I learned that writing a manuscript is not like writing a thesis. Yes, one of my beta readers of my first mss said that it reminded him of a college paper. I guess that means it was dry.

I had to learn to actually use contractions. I always wrote more formal.

I learned the writing rules.

I learned that the writing rules are not to be solely followed, but to use my voice to define the life of my mss. There is a time and place for everything. (I learned that from reading, reading, reading)

I learned not to edit my mss so much that I write my voice right out of it. When you do that, you end up with a dry mss that leaves you feeling parched. (Now I am worried about if I edited enough)

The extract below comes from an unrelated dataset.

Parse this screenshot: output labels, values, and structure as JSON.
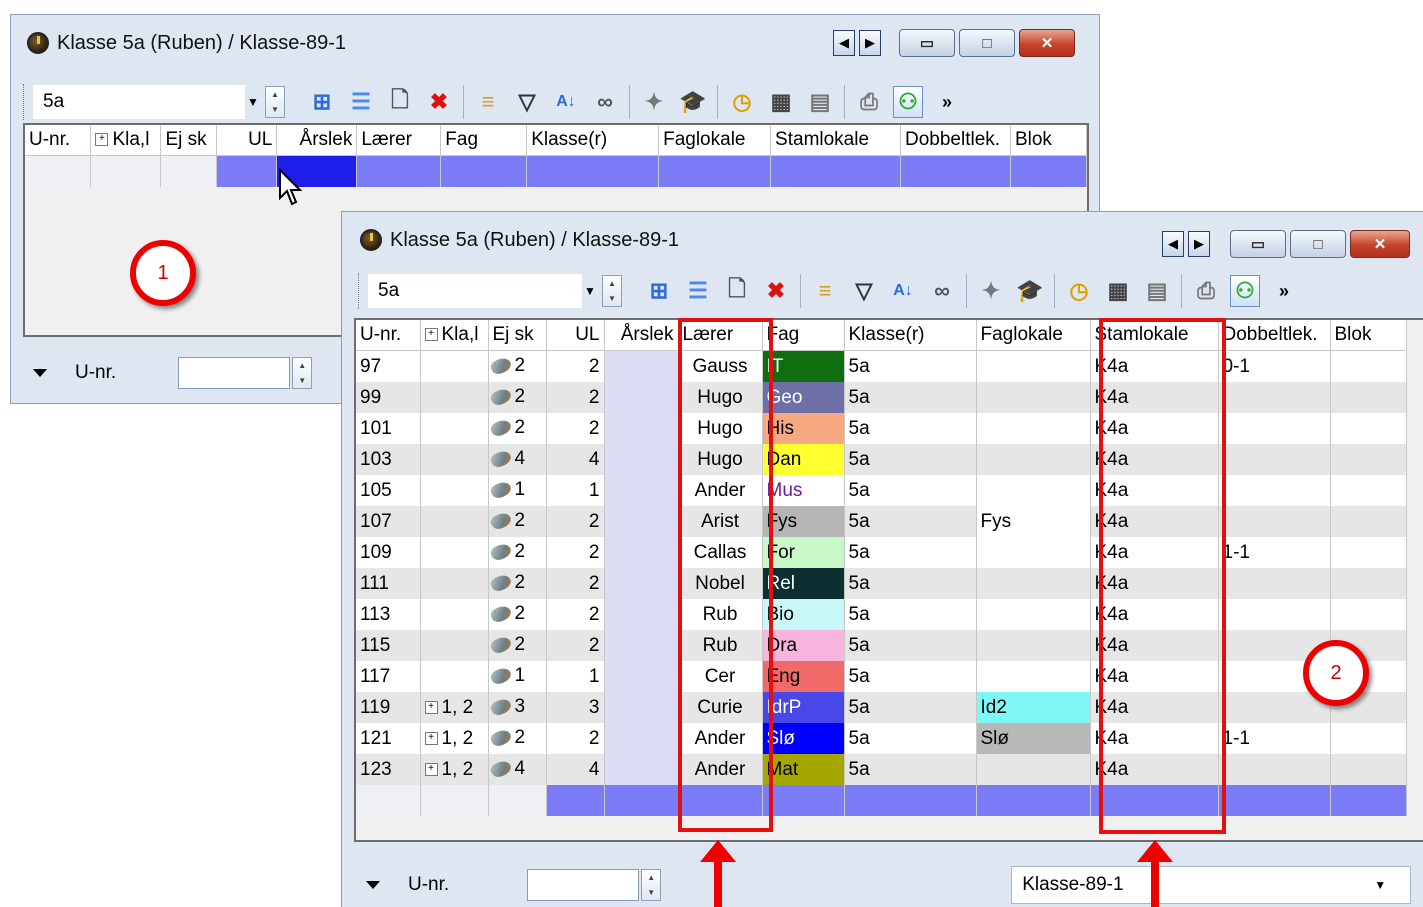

I learned there are a lot of different ways to say the same exact thing, and usually--though not always--the shortest way is the best way to go.

I learned what a query letter is, and I learned that they are really hard to write.

I learned to connect with others that have the same interest in writing as me.

I learned to take people’s advice with a spoonful of sugar, and to make wise decisions when choosing which advice to follow and which not to.

I learned to always remember that when people who have a suggestion are writing a particular part the way they would write it. So if you decide to add the suggestion to your mss, then you must write your voice into it.

I learned that after finishing my first mss, I still love writing and have already started my third. A girl with telepathic abilities, taking place a little bit in the future with a somewhat different reality than our reality now.

Tuesday, November 3, 2009

Experiences of a Writer

My first manuscript that I completed is drier than the Sonora Desert. It actually started better than how it ended up. I wrote my voice completely out of it by following rules that other writers were nice of enough to share with me. You know the ones:

Use action verbs

Use strong nouns

Cut to the chase; don’t blab on and on about scenery and other minor details such as that. Readers today don’t have the patience.

Don’t use dialogue tags.

Adverbs and adjectives weaken writing.

And so on and so on.

You have all heard these. And I did as they said. To a T. I went through my mss with a fine tooth comb. And what did I end up with….a story that had potential with an interesting plot, but was lacking on everything else.

So, what did I do wrong? Everything. I took the rules too seriously. And that is not what they are meant for.

I am an avid reader. Always have been, always will be. But something clicked inside my head, and although I still read for pleasure, I really started to break down how writers were writing. What did they do?

I read book after book after book. And I noticed that none of these authors wrote according to the rules. Maybe they followed them somewhat, but rules that I learned were broken left and right. They used adverbs and adjectives, they used being verbs, they used dialogue tags (some almost every sentence). They did all these things.

And that is when I realized that the rules might be there, but they are definitely meant for breaking. You should keep the rules in mind, but remember that you are telling a story, and the story should flow naturally.

That is what those great authors did. They told their stories naturally with their voice.